Louisiana is culturally divided into the north and south. Shreveport was the jumping off place for the Texas Trail, pioneers coming up the Red River and then driving wagons into Texas. So the culture is much like the rest of the South. On the other hand, French colonists were resettled from Acadia in Canada (Remember Longfellow’s poem, Evangeline?) Acadians became known as Cajuns and much of their culture has persisted, modified by the difficult living conditions and rich food bounty of the swamps.
Over the years, Cajun traditions have spread norh, but it is sometimes hard to find authentic Cajun food nearby. My friend, Reggie Graves, who grew up in East Texas but has lived in Louisiana for many years, told me about a fairly new place near where we are staying. Bergeron’s of Shreveport (Bergeron is one of the common Cajun surnames, so it must be the real thing.) One reason Reggie suggested the place is that they make delicious meat pies.
I drove down the road to find Bergeron’s and pulled in to a shady parking spot under a huge live oak. The store is reminiscent of the country stores you see in Cajun Country, and the inside was also similar. No place to sit and eat, but cases of food are lined up along the walls and in front of a counter and cash register. There was a big tub of cracklins against the back wall. They sell fresh, cooked, and frozen meats, boudin, soups, and prepared items.
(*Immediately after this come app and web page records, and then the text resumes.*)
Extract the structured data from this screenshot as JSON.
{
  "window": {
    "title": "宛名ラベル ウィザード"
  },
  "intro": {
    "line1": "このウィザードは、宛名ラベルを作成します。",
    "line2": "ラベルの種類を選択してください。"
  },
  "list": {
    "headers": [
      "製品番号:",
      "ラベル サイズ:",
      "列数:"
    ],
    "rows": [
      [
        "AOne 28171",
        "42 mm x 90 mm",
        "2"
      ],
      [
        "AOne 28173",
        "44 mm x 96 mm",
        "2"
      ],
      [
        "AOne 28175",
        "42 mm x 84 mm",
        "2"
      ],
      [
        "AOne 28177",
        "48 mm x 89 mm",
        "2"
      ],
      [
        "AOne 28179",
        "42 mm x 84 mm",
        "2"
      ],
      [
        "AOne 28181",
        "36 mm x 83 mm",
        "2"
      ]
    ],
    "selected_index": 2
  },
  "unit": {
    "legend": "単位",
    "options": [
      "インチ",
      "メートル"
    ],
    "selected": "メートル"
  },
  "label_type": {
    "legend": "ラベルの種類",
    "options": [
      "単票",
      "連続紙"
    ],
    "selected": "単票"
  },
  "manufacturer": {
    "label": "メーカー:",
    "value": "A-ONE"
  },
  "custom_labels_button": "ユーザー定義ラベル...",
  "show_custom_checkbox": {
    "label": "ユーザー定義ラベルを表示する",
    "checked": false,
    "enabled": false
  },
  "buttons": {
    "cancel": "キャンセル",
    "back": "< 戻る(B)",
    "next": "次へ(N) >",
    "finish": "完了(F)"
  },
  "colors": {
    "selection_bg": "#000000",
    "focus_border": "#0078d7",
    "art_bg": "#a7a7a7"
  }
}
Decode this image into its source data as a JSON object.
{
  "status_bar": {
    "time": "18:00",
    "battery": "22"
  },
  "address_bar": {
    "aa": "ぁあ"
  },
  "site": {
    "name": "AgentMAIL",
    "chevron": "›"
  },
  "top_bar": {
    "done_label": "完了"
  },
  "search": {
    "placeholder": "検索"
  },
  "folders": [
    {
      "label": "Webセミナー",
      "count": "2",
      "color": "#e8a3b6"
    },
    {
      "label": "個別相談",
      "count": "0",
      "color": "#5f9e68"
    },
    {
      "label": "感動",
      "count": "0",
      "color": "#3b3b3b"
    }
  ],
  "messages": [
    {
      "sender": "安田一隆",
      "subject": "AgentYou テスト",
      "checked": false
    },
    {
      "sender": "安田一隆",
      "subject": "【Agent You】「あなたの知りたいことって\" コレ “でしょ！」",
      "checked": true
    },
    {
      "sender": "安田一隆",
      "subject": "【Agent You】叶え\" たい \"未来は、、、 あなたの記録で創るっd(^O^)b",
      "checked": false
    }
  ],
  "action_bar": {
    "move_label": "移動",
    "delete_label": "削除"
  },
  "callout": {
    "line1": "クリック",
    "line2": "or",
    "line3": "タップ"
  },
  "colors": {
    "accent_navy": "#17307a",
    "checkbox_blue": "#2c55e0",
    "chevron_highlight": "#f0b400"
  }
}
Earlier in the week I had bought frozen tamales at the farmers market from a man who had driven up from Zwolle (zwa-lee), famous for its tamales and its tamale festival. The town is in the Piney Woods, just at the edge of Cajun Country, and it is filled with lumberjacks working in the timber industry
Bergeron’s had more than enough to add to the menu for our dinner menu I had planned that evening.
I bought boudin balls – balls of rice-based boudin sausage coated with spicy bread crumbs and deep fried.
Next was crawfish pistolles. For these you take brown-and-serve French rolls, hollow them out, stuff them with a spicy crawfish mixture, and then deep fry them. I am not making this up.
Then there were chicken patties made of spiced, chopped chicken stuffed with cream cheese and jalapenos, and, of course deep fried.
Finally, I got some meat pies. The originals are from a quaint town south of Shreveport, Natchitoches (nack-a-tish) and they are called Natchitoches meat pies – really like a highly seasoned empanada containing a rich beef and pork farce.
No one is exactly sure of the origins of Zwolle tamales and Natchitoches meat pies. My thought is that both are very old towns and right on the border between the old French and Spanish empires of the region. Borders shifted constantly, and I am certain that settlers did as well.
The food all turned out to be delicious, but my one piece of advice is to be sure to take your Lipitor, and have a big bottle of Tums at your bedside.
2 responses to “LETTER FROM UNSCENE SHREVEPORT: EATIN’ REAL CAJUN”
Oh, the Cajun meat pies look so flaky and filled with moist, juicy goodness! Enjoy your (safe) travels!
Thanks, Shanna. Natchitoches meat pies are among the things I miss most about Louisiana.